TASK STATEMENT: Repeat the records exactly, with one exception: no images.

Saved data entries:
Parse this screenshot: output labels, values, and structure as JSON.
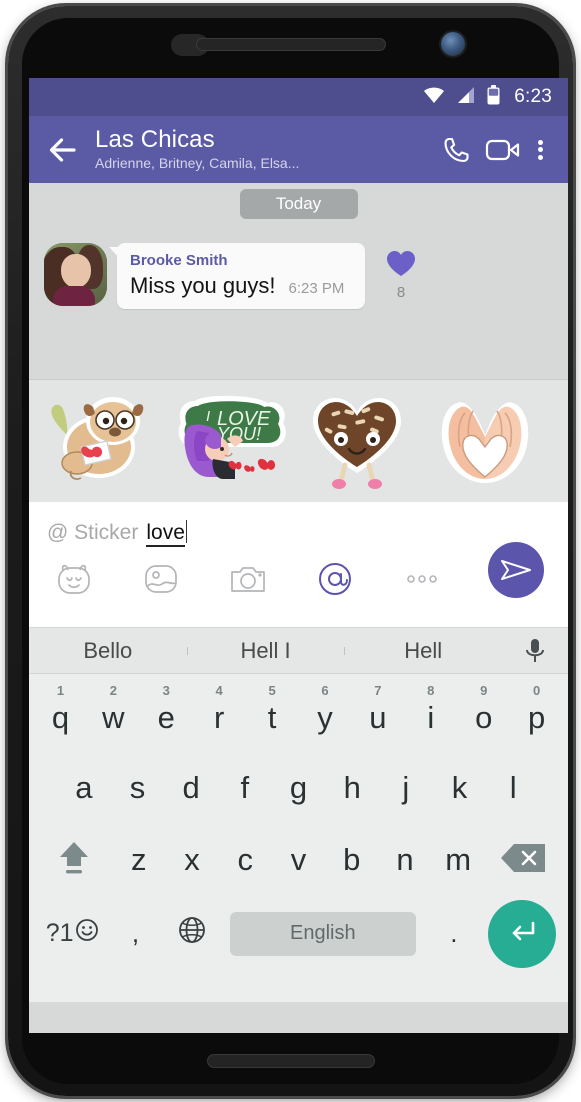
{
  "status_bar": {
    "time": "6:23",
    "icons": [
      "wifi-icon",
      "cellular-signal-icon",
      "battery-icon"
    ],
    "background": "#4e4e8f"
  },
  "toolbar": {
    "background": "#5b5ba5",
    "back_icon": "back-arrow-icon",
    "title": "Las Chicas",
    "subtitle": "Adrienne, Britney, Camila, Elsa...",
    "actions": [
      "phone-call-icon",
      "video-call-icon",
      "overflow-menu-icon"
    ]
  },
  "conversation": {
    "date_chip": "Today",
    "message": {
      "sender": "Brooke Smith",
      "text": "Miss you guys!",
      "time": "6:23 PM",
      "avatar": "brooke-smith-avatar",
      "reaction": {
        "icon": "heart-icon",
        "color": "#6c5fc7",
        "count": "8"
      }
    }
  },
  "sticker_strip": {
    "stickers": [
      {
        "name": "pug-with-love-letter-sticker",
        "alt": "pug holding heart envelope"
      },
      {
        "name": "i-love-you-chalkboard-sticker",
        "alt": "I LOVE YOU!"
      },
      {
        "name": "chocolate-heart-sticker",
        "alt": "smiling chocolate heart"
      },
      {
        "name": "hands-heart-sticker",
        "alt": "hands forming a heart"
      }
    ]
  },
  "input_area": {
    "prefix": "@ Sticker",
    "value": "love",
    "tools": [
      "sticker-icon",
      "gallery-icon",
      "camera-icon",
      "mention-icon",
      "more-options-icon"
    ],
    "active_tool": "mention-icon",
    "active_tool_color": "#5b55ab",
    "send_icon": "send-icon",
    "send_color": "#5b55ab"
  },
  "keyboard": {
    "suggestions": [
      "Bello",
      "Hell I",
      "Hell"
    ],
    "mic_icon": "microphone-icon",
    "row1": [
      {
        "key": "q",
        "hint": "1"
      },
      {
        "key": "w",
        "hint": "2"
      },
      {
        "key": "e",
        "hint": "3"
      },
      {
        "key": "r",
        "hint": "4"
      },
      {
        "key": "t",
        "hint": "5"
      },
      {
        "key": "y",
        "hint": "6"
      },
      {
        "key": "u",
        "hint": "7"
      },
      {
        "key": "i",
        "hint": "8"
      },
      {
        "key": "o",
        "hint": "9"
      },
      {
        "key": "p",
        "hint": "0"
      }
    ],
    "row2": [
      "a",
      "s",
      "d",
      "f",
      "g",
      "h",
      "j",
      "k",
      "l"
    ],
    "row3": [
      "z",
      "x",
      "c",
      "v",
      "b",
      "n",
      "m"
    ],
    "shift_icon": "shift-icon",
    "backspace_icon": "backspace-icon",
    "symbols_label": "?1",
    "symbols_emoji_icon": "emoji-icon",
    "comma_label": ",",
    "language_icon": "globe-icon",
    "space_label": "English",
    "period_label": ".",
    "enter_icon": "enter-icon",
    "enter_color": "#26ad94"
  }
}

PROBLEM SOLUTION:
Parse this screenshot: output labels, values, and structure as JSON.
{
  "status_bar": {
    "time": "6:23",
    "icons": [
      "wifi-icon",
      "cellular-signal-icon",
      "battery-icon"
    ],
    "background": "#4e4e8f"
  },
  "toolbar": {
    "background": "#5b5ba5",
    "back_icon": "back-arrow-icon",
    "title": "Las Chicas",
    "subtitle": "Adrienne, Britney, Camila, Elsa...",
    "actions": [
      "phone-call-icon",
      "video-call-icon",
      "overflow-menu-icon"
    ]
  },
  "conversation": {
    "date_chip": "Today",
    "message": {
      "sender": "Brooke Smith",
      "text": "Miss you guys!",
      "time": "6:23 PM",
      "avatar": "brooke-smith-avatar",
      "reaction": {
        "icon": "heart-icon",
        "color": "#6c5fc7",
        "count": "8"
      }
    }
  },
  "sticker_strip": {
    "stickers": [
      {
        "name": "pug-with-love-letter-sticker",
        "alt": "pug holding heart envelope"
      },
      {
        "name": "i-love-you-chalkboard-sticker",
        "alt": "I LOVE YOU!"
      },
      {
        "name": "chocolate-heart-sticker",
        "alt": "smiling chocolate heart"
      },
      {
        "name": "hands-heart-sticker",
        "alt": "hands forming a heart"
      }
    ]
  },
  "input_area": {
    "prefix": "@ Sticker",
    "value": "love",
    "tools": [
      "sticker-icon",
      "gallery-icon",
      "camera-icon",
      "mention-icon",
      "more-options-icon"
    ],
    "active_tool": "mention-icon",
    "active_tool_color": "#5b55ab",
    "send_icon": "send-icon",
    "send_color": "#5b55ab"
  },
  "keyboard": {
    "suggestions": [
      "Bello",
      "Hell I",
      "Hell"
    ],
    "mic_icon": "microphone-icon",
    "row1": [
      {
        "key": "q",
        "hint": "1"
      },
      {
        "key": "w",
        "hint": "2"
      },
      {
        "key": "e",
        "hint": "3"
      },
      {
        "key": "r",
        "hint": "4"
      },
      {
        "key": "t",
        "hint": "5"
      },
      {
        "key": "y",
        "hint": "6"
      },
      {
        "key": "u",
        "hint": "7"
      },
      {
        "key": "i",
        "hint": "8"
      },
      {
        "key": "o",
        "hint": "9"
      },
      {
        "key": "p",
        "hint": "0"
      }
    ],
    "row2": [
      "a",
      "s",
      "d",
      "f",
      "g",
      "h",
      "j",
      "k",
      "l"
    ],
    "row3": [
      "z",
      "x",
      "c",
      "v",
      "b",
      "n",
      "m"
    ],
    "shift_icon": "shift-icon",
    "backspace_icon": "backspace-icon",
    "symbols_label": "?1",
    "symbols_emoji_icon": "emoji-icon",
    "comma_label": ",",
    "language_icon": "globe-icon",
    "space_label": "English",
    "period_label": ".",
    "enter_icon": "enter-icon",
    "enter_color": "#26ad94"
  }
}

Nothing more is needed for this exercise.